Problem to work on
Look through the records, and wherever the string "PWBS" turns up, copy out that line.

(Element data from apps and pages)

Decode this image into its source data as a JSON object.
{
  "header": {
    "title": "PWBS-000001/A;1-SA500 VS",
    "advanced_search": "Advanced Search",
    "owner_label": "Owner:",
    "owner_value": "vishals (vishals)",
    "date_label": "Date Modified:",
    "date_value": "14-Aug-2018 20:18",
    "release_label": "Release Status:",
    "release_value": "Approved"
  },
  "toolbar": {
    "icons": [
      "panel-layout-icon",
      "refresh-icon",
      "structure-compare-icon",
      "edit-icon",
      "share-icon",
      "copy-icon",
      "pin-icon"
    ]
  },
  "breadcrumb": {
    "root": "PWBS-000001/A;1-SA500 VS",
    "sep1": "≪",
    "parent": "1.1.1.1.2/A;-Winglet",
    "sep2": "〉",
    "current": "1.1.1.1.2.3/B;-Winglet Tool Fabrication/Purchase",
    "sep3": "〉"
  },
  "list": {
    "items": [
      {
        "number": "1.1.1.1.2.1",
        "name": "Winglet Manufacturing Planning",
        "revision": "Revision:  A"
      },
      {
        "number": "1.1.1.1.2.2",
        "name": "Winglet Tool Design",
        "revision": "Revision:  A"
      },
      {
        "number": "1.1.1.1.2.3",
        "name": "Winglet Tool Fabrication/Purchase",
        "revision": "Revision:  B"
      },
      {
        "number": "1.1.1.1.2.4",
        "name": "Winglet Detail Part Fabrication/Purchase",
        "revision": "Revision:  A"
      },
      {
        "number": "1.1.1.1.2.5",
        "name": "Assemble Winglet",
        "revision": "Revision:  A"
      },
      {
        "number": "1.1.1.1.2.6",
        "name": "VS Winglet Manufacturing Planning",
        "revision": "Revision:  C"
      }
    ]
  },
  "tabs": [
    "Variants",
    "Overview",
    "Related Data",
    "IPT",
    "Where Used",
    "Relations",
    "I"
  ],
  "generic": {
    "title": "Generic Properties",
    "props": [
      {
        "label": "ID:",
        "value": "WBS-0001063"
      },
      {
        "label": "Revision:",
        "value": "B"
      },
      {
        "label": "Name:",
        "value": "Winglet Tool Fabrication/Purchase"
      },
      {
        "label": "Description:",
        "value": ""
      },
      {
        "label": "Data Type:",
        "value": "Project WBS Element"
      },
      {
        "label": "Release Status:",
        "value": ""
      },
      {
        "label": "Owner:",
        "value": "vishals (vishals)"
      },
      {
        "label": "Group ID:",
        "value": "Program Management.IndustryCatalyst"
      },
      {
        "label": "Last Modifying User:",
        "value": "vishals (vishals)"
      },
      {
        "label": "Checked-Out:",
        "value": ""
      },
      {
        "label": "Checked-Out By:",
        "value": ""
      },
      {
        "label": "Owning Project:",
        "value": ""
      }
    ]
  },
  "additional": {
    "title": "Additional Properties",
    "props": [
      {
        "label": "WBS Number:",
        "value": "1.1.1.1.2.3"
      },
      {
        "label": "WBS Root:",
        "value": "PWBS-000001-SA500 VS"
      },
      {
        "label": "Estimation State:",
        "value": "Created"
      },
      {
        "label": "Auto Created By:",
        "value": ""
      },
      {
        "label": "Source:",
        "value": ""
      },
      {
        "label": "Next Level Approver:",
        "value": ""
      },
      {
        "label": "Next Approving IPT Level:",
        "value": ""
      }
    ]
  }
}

Exercise output
    "title": "PWBS-000001/A;1-SA500 VS",
    "root": "PWBS-000001/A;1-SA500 VS",
        "value": "PWBS-000001-SA500 VS"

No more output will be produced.